Australian Christian-pop duo, for KING & COUNTRY stopped by The Bobby Bones Show to talk about how they chose their band name, their musical journey and more!
Eddie asked Amy to get tickets for him and his wife to see their Christmas show. She went out of her way to get them tickets, when Eddie realized they’d be out of town that day and couldn’t go. To make up for it, for KING & COUNTRY stopped by the show to give Eddie his own special performance of their song “Little Drummer Boy,” and their song “Love Me Like I Am.”
For KING & COUNTRY, who is composed of brothers Joel and Luke Smallbone, have been playing together since they were kids. Their sister was a gospel singer in Australia and their dad was her manager. They went on tour with them to help with road crew duties and started singing background vocals over time for their sister. Then, Luke tore his ACL while playing basketball, ruining his sports dreams, and Joel asked him to start a band.
They had many names before landing on for KING & COUNTRY. At first, they were just known by their names Joel and Luke. Then, they went by ‘Austoville,’ a combination of Australia and Nashville. But people had a hard time pronouncing it, so they went back to ‘Joel and Luke.’ Then, they were watching a show that had the British monarch chant you say when going into battle, “for king and country.” They thought it was a cool phrase but went into the studio saying their name was “All The Kings Men.” Their producer suggested they change it to ‘for KING & FOR COUNTRY.’ They wanted a name with purpose. They realized they make music for God and people and the country, so the name was a perfect representation of that.
Joel and Luke grew up listening to Christian music. The band Switchfoot was a huge inspiration for them. Listening to their music made them want to write songs of their own that were as meaningful. Luke said “An artist's job is to be a poet. And to articulate what another cannot. And if you give that to them, if you give them that song, then that song becomes their song. And in return, if you’re writing those songs from your heart, if someone responds to that song, it makes you feel less lonely.” That’s the gift of music to him and what he hopes for KING & COUNTRY’s music does for people.
They have been working on a featured film that is centered around their immigrant parents. It’s a story about their parents coming from Australia to America and the triumphs and tragedy that happened along the way. Christian singer, Carman, is one of the reasons why they are here, they said, and his music will be featured in the film. It’s a real story that they just finished filming.
They think the more blurred lines you can create in a genre and with collaborations, the better. That way you don’t put yourself in one box of music. It’s what they do sonically. A blurred line between Christian, country and pop music, it’s universal.
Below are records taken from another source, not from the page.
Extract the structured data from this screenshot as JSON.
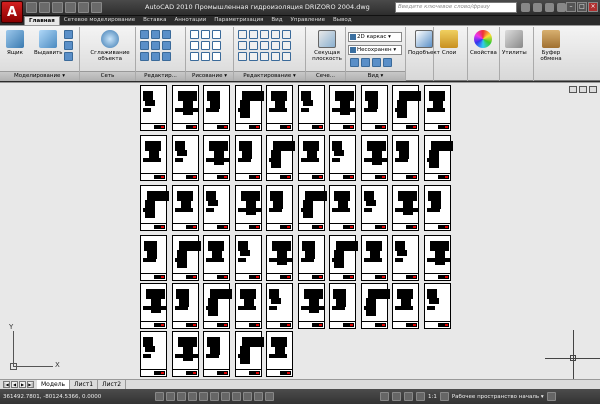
{
  "app": {
    "logo": "A",
    "title": "AutoCAD 2010     Промышленная гидроизоляция DRIZORO 2004.dwg",
    "search_placeholder": "Введите ключевое слово/фразу"
  },
  "ribbon_tabs": [
    {
      "label": "Главная",
      "active": true
    },
    {
      "label": "Сетевое моделирование"
    },
    {
      "label": "Вставка"
    },
    {
      "label": "Аннотации"
    },
    {
      "label": "Параметризация"
    },
    {
      "label": "Вид"
    },
    {
      "label": "Управление"
    },
    {
      "label": "Вывод"
    }
  ],
  "ribbon": {
    "modeling": {
      "footer": "Моделирование ▾",
      "box": "Ящик",
      "extrude": "Выдавить"
    },
    "mesh": {
      "footer": "Сеть",
      "smooth": "Сглаживание объекта"
    },
    "edit": {
      "footer": "Редактир..."
    },
    "draw": {
      "footer": "Рисование ▾"
    },
    "modify": {
      "footer": "Редактирование ▾"
    },
    "section": {
      "footer": "Сече...",
      "plane": "Секущая плоскость"
    },
    "view": {
      "footer": "Вид ▾",
      "visual_style": "2D каркас",
      "unsaved": "Несохранен"
    },
    "subobject": {
      "label": "Подобъект"
    },
    "layers": {
      "label": "Слои"
    },
    "properties": {
      "label": "Свойства"
    },
    "utilities": {
      "label": "Утилиты"
    },
    "clipboard": {
      "label": "Буфер обмена"
    }
  },
  "ucs": {
    "x": "X",
    "y": "Y"
  },
  "layout_tabs": [
    {
      "label": "Модель",
      "active": true
    },
    {
      "label": "Лист1"
    },
    {
      "label": "Лист2"
    }
  ],
  "status": {
    "coords": "361492.7801, -80124.5366, 0.0000",
    "scale": "1:1",
    "workspace": "Рабочее пространство началь ▾"
  },
  "colors": {
    "accent_red": "#d42020",
    "canvas": "#e8e8e8"
  }
}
They love that there is enough of a framework for people to rise in certain genres, but with streaming platforms, you’re able to branch out further.
“CMT Crossroads Christmas: for KING & COUNTRY & Friends,” airs on December 12 with special performances from BRELAND, Chrissy Metz, Natalie Grant and Rebecca St. James who will be singing renditions of Christmas songs with them. They said it was fascinating to watch it come to life because the guests had to learn the words very quickly, but they all did great! They admitted the problem with Christmas songs is you go 11-months without singing them, so it can be hard to remember all the verses to each song.
Their 2023 Spring tour “What Are We Waiting For” starts in March.